“Of course I didn’t ring the bell. This happened thirty years ago! And I needed to get back to the present, the books. It was a little crazy of me to take the time to drive out there.”
“There’s probably nothing more to learn, anyway,” Wendy says. “It happened and that’s all there is to it. Just like in a newspaper story, the facts tell the story. The tragic death of a baby without warning.”
“A newspaper story?” Josh says, his eyes widening. “Do you think there’s a newspaper story?”
“A baby dies of what may at first have been unknown causes,” says Wendy. “There might be something. At least, an obituary.”
Jenny bolts upright from her position on the floor. “I think there was a newspaper story,” she says. “There were newspaper clippings in that same closet where I found the old letters. But my mother caught me and took the clippings away. I don’t think I could have read well enough then anyway. The clippings never reappeared. I think I knew the articles were about Ben, but now that I think about it, she had already told me about Ben’s dying, so why did she take them away?”
Wendy is on her feet again. “Them?” she says. “Why would there be more than one newspaper story for a thing like that?”
“We’ll Google it,” Josh says, warming to Wendy’s excitement or possibly developing some of his own. “Well, actually, any articles from that far back probably haven’t been digitized. We can check the microfilm room at the public library. They should have every story that appeared in the New Haven Register for years back, maybe since the paper began.”

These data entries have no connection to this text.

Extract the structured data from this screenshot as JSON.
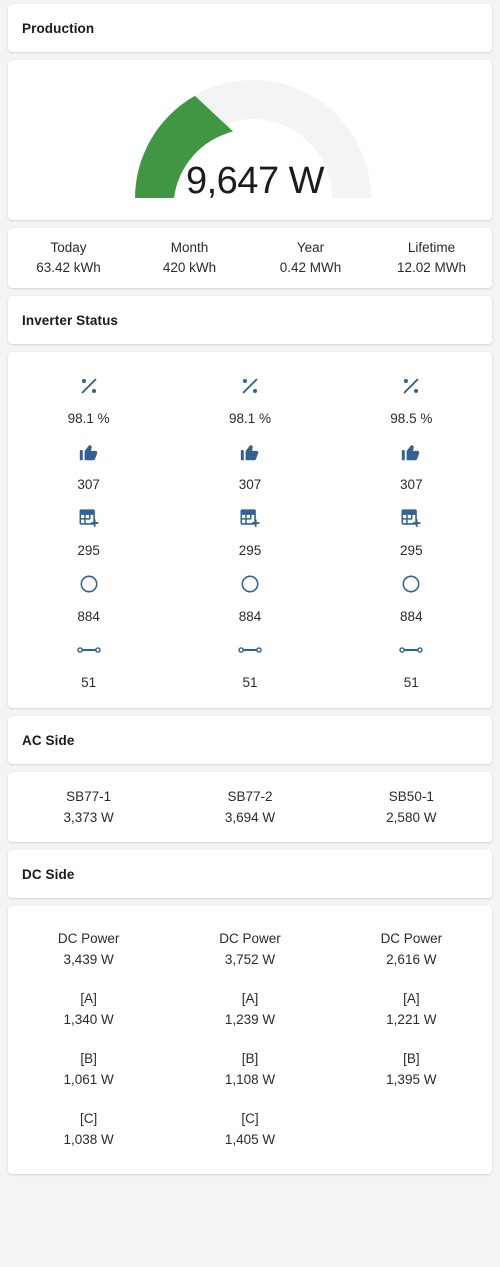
{
  "sections": {
    "production": {
      "title": "Production"
    },
    "inverter_status": {
      "title": "Inverter Status"
    },
    "ac_side": {
      "title": "AC Side"
    },
    "dc_side": {
      "title": "DC Side"
    }
  },
  "gauge": {
    "value_text": "9,647 W",
    "value": 9647,
    "unit": "W",
    "percent": 33,
    "track_color": "#f4f4f4",
    "fill_color": "#419643"
  },
  "energy_stats": [
    {
      "label": "Today",
      "value": "63.42 kWh"
    },
    {
      "label": "Month",
      "value": "420 kWh"
    },
    {
      "label": "Year",
      "value": "0.42 MWh"
    },
    {
      "label": "Lifetime",
      "value": "12.02 MWh"
    }
  ],
  "inverter_status": {
    "icon_color": "#34618f",
    "rows": [
      {
        "icon": "percent-icon",
        "values": [
          "98.1 %",
          "98.1 %",
          "98.5 %"
        ]
      },
      {
        "icon": "thumbs-up-icon",
        "values": [
          "307",
          "307",
          "307"
        ]
      },
      {
        "icon": "table-plus-icon",
        "values": [
          "295",
          "295",
          "295"
        ]
      },
      {
        "icon": "circle-outline-icon",
        "values": [
          "884",
          "884",
          "884"
        ]
      },
      {
        "icon": "connection-icon",
        "values": [
          "51",
          "51",
          "51"
        ]
      }
    ]
  },
  "ac_side": {
    "columns": [
      {
        "name": "SB77-1",
        "power": "3,373 W"
      },
      {
        "name": "SB77-2",
        "power": "3,694 W"
      },
      {
        "name": "SB50-1",
        "power": "2,580 W"
      }
    ]
  },
  "dc_side": {
    "columns": [
      {
        "groups": [
          {
            "label": "DC Power",
            "value": "3,439 W"
          },
          {
            "label": "[A]",
            "value": "1,340 W"
          },
          {
            "label": "[B]",
            "value": "1,061 W"
          },
          {
            "label": "[C]",
            "value": "1,038 W"
          }
        ]
      },
      {
        "groups": [
          {
            "label": "DC Power",
            "value": "3,752 W"
          },
          {
            "label": "[A]",
            "value": "1,239 W"
          },
          {
            "label": "[B]",
            "value": "1,108 W"
          },
          {
            "label": "[C]",
            "value": "1,405 W"
          }
        ]
      },
      {
        "groups": [
          {
            "label": "DC Power",
            "value": "2,616 W"
          },
          {
            "label": "[A]",
            "value": "1,221 W"
          },
          {
            "label": "[B]",
            "value": "1,395 W"
          }
        ]
      }
    ]
  }
}
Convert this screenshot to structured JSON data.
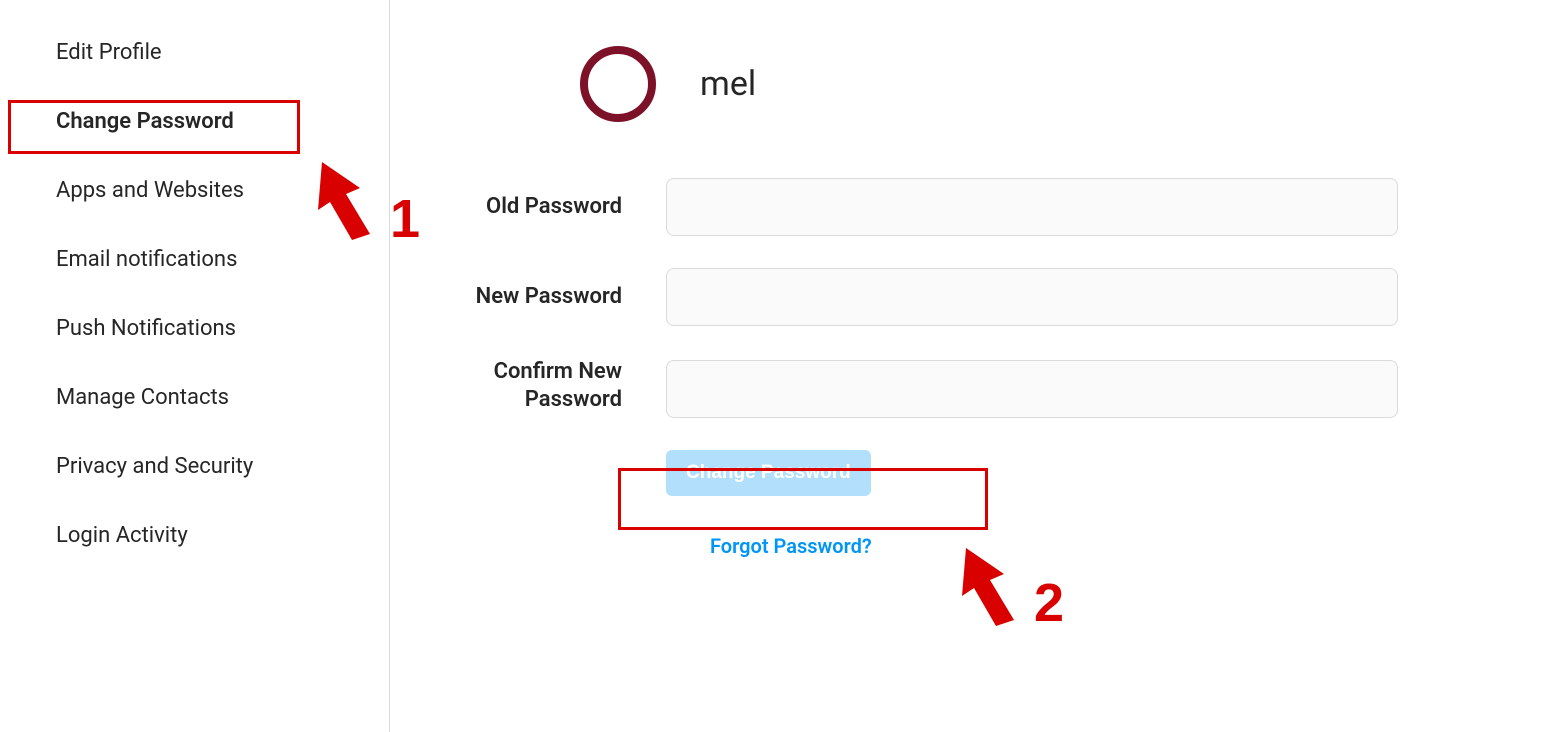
{
  "sidebar": {
    "items": [
      {
        "label": "Edit Profile"
      },
      {
        "label": "Change Password"
      },
      {
        "label": "Apps and Websites"
      },
      {
        "label": "Email notifications"
      },
      {
        "label": "Push Notifications"
      },
      {
        "label": "Manage Contacts"
      },
      {
        "label": "Privacy and Security"
      },
      {
        "label": "Login Activity"
      }
    ],
    "active_index": 1
  },
  "profile": {
    "username": "mel"
  },
  "form": {
    "old_password_label": "Old Password",
    "new_password_label": "New Password",
    "confirm_password_label": "Confirm New Password",
    "old_password_value": "",
    "new_password_value": "",
    "confirm_password_value": ""
  },
  "actions": {
    "change_button": "Change Password",
    "forgot_link": "Forgot Password?"
  },
  "annotations": {
    "label1": "1",
    "label2": "2"
  }
}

“The next time we’re all off-duty at the same time, we’re going!” Wendy cries. “What do you say, Jen?”
* * *
Copyright © 2020 by Silvia E. Hines